<<<<

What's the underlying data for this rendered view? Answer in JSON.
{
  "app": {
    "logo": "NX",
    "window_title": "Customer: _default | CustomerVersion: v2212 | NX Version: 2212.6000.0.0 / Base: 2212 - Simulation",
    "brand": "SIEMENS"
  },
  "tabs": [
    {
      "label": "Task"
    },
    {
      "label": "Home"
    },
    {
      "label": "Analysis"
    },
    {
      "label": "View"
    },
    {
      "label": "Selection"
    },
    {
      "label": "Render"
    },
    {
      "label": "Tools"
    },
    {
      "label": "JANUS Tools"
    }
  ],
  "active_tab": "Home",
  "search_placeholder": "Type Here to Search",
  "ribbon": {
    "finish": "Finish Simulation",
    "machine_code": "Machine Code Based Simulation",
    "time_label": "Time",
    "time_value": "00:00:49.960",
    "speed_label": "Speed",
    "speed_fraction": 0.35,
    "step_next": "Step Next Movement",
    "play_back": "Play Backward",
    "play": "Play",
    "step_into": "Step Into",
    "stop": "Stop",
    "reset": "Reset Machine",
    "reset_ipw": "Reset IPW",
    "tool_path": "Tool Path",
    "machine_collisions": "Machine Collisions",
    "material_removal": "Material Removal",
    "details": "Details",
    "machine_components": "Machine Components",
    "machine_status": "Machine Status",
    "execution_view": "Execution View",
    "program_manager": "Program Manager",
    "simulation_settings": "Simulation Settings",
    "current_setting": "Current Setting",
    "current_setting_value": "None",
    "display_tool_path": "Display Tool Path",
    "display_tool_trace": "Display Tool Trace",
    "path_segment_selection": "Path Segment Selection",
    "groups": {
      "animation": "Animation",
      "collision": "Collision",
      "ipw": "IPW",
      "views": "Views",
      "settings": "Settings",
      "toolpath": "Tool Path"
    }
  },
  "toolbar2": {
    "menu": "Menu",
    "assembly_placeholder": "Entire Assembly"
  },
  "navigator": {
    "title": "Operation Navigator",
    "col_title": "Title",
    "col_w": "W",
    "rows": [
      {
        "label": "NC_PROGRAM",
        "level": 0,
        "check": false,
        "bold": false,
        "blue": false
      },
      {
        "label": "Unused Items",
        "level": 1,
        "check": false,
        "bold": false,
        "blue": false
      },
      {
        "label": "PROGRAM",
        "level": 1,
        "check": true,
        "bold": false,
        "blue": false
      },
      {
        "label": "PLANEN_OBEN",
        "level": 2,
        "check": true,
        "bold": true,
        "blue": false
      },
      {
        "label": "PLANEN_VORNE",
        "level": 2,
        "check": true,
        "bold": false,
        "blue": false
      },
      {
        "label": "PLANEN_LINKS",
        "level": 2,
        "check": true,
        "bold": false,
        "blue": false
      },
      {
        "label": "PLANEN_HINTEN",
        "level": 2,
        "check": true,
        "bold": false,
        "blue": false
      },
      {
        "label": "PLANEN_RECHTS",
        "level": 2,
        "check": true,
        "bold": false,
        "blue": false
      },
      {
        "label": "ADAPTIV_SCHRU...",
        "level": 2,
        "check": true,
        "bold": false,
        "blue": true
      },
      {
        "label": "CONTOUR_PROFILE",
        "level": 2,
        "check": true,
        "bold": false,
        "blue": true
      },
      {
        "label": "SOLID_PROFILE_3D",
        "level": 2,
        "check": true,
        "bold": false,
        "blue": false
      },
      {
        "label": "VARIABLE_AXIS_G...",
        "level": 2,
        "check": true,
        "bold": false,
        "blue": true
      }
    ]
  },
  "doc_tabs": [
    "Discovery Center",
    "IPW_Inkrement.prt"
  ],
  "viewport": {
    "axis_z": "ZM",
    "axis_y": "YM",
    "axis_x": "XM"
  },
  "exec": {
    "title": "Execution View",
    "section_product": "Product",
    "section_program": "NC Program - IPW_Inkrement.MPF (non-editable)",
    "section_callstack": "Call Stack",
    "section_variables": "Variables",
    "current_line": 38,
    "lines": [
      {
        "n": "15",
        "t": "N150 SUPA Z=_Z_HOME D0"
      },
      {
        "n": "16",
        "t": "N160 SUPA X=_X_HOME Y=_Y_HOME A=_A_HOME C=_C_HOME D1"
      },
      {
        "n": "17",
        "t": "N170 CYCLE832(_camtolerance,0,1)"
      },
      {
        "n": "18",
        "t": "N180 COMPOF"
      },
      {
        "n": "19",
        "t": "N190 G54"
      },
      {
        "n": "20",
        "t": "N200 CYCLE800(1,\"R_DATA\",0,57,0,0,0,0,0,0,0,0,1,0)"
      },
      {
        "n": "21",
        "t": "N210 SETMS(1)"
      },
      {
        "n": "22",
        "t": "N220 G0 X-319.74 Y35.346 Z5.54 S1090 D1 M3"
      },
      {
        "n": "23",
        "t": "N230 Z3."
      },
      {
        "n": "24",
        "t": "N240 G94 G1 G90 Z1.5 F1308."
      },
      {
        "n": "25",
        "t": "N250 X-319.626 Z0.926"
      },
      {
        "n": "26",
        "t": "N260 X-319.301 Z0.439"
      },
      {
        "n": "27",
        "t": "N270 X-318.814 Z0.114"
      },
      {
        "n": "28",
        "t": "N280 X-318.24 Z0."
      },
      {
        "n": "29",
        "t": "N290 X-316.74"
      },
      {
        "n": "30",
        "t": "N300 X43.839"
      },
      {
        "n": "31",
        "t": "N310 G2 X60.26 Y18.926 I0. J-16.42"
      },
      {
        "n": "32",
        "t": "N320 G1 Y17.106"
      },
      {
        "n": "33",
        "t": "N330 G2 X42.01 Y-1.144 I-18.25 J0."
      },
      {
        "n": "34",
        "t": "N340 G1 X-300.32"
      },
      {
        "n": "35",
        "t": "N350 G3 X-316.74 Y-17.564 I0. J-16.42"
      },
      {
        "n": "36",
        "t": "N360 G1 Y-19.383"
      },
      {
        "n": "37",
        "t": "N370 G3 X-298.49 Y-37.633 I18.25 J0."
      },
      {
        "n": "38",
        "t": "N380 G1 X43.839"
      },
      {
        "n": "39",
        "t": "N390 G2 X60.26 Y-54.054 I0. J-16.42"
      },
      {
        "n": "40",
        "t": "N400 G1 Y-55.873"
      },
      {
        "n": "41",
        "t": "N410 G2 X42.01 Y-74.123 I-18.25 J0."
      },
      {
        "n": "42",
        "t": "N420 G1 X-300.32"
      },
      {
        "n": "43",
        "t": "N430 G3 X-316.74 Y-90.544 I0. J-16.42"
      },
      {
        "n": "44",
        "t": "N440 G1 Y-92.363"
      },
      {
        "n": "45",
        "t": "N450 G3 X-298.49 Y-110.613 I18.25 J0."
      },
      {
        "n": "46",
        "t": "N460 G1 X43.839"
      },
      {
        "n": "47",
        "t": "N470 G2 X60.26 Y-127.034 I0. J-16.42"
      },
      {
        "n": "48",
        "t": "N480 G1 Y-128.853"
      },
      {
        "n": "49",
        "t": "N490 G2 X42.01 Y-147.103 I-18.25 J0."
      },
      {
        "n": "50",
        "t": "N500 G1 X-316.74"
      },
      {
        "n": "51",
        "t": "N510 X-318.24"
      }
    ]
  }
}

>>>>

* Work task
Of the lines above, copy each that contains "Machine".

* Expected output
    "machine_code": "Machine Code Based Simulation",
    "reset": "Reset Machine",
    "machine_collisions": "Machine Collisions",
    "machine_components": "Machine Components",
    "machine_status": "Machine Status",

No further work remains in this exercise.